I was relieved to get that SMS minutes after the Japan quake story broke from my classmate, Arlene Donaire, who had relocated to Japan around three months ago. Another friend, Cora Guidote, is still in Tokyo waiting for a flight back to Manila. Thankfully, they are both safe.
According to the DFA, there are around 1,000 Filipinos in Miyagi which is near the epicenter of the 8.9 quake. Around 5,000 Filipinos would be living in the tsunami-affected. I was surprised to learn that we have close to 300,000 citizens in Japan. That number is much more than the population of the entire first district of Bulacan.
Philippine Ambassador Manolo Lopez faces a daunting challenge just months from the date of his appointment. Another Lopez is our point person for Osaka. Consul General Melody Lopez has her job cut out for her. The Philippine Embassy was more careful than its New Zealand counterpart in saying that for now, there appears to be no Filipino casualties in Japan. Let’s pray that it stays that way.
My initial thought when CNN flashed the video showing the sea swallowing up land, cars and buildings was — “Is this really happening?” I seem to recall similar scenes depicted in sleek expensive disaster end-of-the-world movies of late. But this was not just another bad script; there was no director about to yell “cut” from his cinematic throne. This was painfully, appallingly real.
One of the survivors interviewed on CNN said that the quake differed from previous ground-shaking events for two things: 1) it seemed to go on forever; and, 2) there was a low rumbling sound that was very strange and scary. Another survivor recalled not being able to stand and move from where she was. The ground shook that hard.
The sight of waters crawling like a boa constrictor hungry for ground gave gravitas to the word, “tsunami”. The word “tsunami” evoke hula outfits, oriental food, and balmy winds. Never again. Not after seeing that heartbreaking video of ships floating with houses. As I write this, Japan’s ambassador to the US announced that the number of fatalities was 200 and rising. Rescue and recovery efforts have barely begun. Japan’s government is also concerned over news of a leaky nuclear reactor. Communities leaving close to the nuclear facility have been relocated as experts try to fix the problem.
What happened in Japan should be a wake-up call to all of us here in the Philippines. Phivolcs Director Rolando Solidum has been very forthright in warning us of the coming of the big one. We are overdue for it, he said. Unlike Japan, our local governments are not as strict in monitoring developers, contractors, and building administrators’ on compliance with building code regulations. Corruption leads to short cuts and short cuts could lead to lives cut short in times of disasters. A tsunami alert for Manila’s coastline communities would likely result in pandemonium, because we don’t even know where the safest buildings are, and which roads to take.
We all must come out of this Japan disaster in the same way that my friend, Arlene, did. Shaken and scared. As Japan takes care of its own, let’s emulate the steps they took to prepare for the quake that just happened. Because most of their buildings were able to withstand the quake’s power. And the people seemed to know what to do, where to go. And their very own Prime Minister was on air, and on message, minutes after the earth shook.

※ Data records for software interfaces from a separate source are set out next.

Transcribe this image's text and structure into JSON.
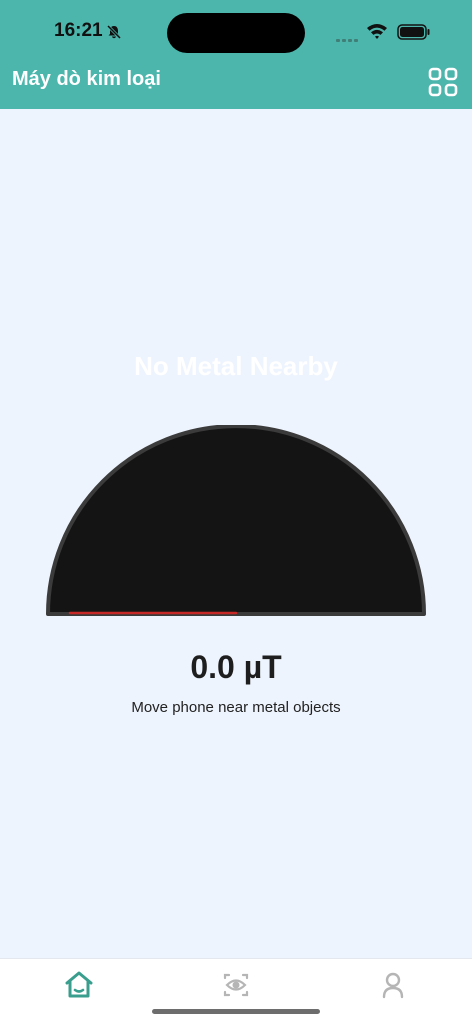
{
  "status_bar": {
    "time": "16:21"
  },
  "header": {
    "title": "Máy dò kim loại"
  },
  "detector": {
    "status": "No Metal Nearby",
    "reading": "0.0 µT",
    "hint": "Move phone near metal objects",
    "level": 0.0
  },
  "tabs": [
    {
      "name": "home",
      "active": true
    },
    {
      "name": "scanner",
      "active": false
    },
    {
      "name": "profile",
      "active": false
    }
  ],
  "colors": {
    "accent": "#4db6ac",
    "active_tab": "#3a9e8e",
    "inactive_tab": "#b5b5b5",
    "gauge_fill": "#141414",
    "gauge_needle": "#c62828",
    "background": "#eef4fd"
  }
}
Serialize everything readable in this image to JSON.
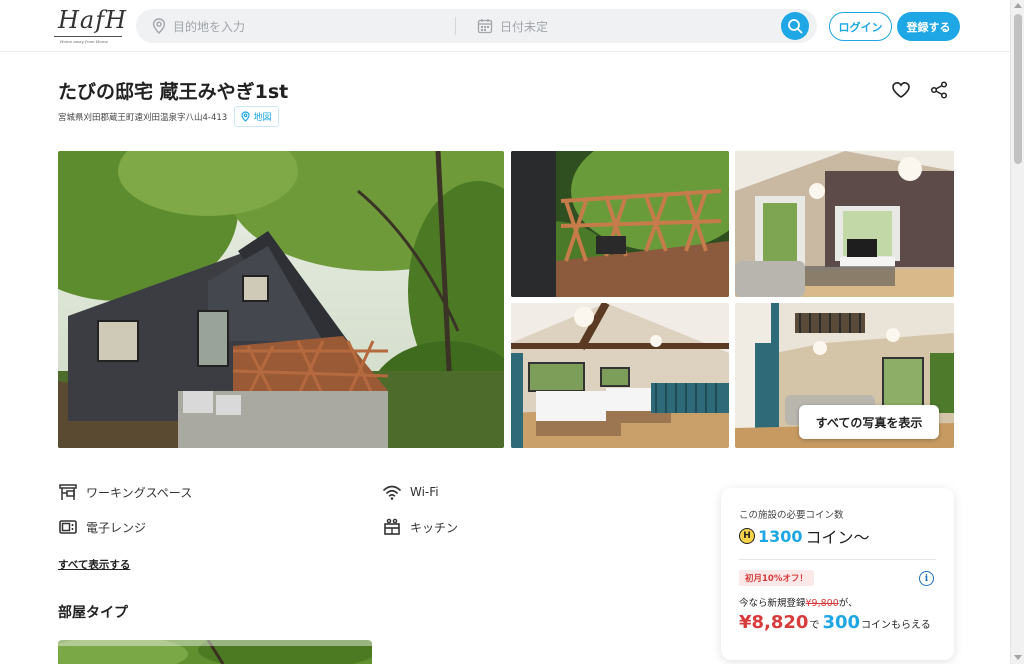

No one doubts that Japan will soon be on its feet again. But for now, the world commiserates with numerous families affected by this devastating tragedy. We offer prayers for Japan. And in doing so, we add prayers for our own country. May the ground beneath us be firm and steady. For years and years to come.